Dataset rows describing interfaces
━━━━━━━━━━━━━━━━

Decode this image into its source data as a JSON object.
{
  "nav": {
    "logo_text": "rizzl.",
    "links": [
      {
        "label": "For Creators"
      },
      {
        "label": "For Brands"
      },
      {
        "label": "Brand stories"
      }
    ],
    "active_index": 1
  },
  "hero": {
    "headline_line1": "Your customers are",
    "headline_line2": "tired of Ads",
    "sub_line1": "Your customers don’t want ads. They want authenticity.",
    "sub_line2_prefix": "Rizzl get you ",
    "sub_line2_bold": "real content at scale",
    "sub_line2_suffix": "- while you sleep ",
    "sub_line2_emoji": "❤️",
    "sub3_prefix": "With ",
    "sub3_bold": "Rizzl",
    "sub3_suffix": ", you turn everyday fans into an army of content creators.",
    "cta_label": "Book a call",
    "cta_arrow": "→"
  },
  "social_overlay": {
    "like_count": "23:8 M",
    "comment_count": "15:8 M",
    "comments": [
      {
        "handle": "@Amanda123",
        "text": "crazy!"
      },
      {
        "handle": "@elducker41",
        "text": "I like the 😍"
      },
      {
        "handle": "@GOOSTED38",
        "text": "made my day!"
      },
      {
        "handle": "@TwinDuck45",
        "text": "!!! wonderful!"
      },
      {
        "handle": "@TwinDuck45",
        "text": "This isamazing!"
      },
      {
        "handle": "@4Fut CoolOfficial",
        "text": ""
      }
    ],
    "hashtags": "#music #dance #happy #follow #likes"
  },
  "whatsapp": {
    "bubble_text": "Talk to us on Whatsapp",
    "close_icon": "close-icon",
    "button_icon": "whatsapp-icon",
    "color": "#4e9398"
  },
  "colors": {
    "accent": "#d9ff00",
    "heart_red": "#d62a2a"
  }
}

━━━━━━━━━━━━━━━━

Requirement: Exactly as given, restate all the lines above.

Problem solution:
Decode this image into its source data as a JSON object.
{
  "nav": {
    "logo_text": "rizzl.",
    "links": [
      {
        "label": "For Creators"
      },
      {
        "label": "For Brands"
      },
      {
        "label": "Brand stories"
      }
    ],
    "active_index": 1
  },
  "hero": {
    "headline_line1": "Your customers are",
    "headline_line2": "tired of Ads",
    "sub_line1": "Your customers don’t want ads. They want authenticity.",
    "sub_line2_prefix": "Rizzl get you ",
    "sub_line2_bold": "real content at scale",
    "sub_line2_suffix": "- while you sleep ",
    "sub_line2_emoji": "❤️",
    "sub3_prefix": "With ",
    "sub3_bold": "Rizzl",
    "sub3_suffix": ", you turn everyday fans into an army of content creators.",
    "cta_label": "Book a call",
    "cta_arrow": "→"
  },
  "social_overlay": {
    "like_count": "23:8 M",
    "comment_count": "15:8 M",
    "comments": [
      {
        "handle": "@Amanda123",
        "text": "crazy!"
      },
      {
        "handle": "@elducker41",
        "text": "I like the 😍"
      },
      {
        "handle": "@GOOSTED38",
        "text": "made my day!"
      },
      {
        "handle": "@TwinDuck45",
        "text": "!!! wonderful!"
      },
      {
        "handle": "@TwinDuck45",
        "text": "This isamazing!"
      },
      {
        "handle": "@4Fut CoolOfficial",
        "text": ""
      }
    ],
    "hashtags": "#music #dance #happy #follow #likes"
  },
  "whatsapp": {
    "bubble_text": "Talk to us on Whatsapp",
    "close_icon": "close-icon",
    "button_icon": "whatsapp-icon",
    "color": "#4e9398"
  },
  "colors": {
    "accent": "#d9ff00",
    "heart_red": "#d62a2a"
  }
}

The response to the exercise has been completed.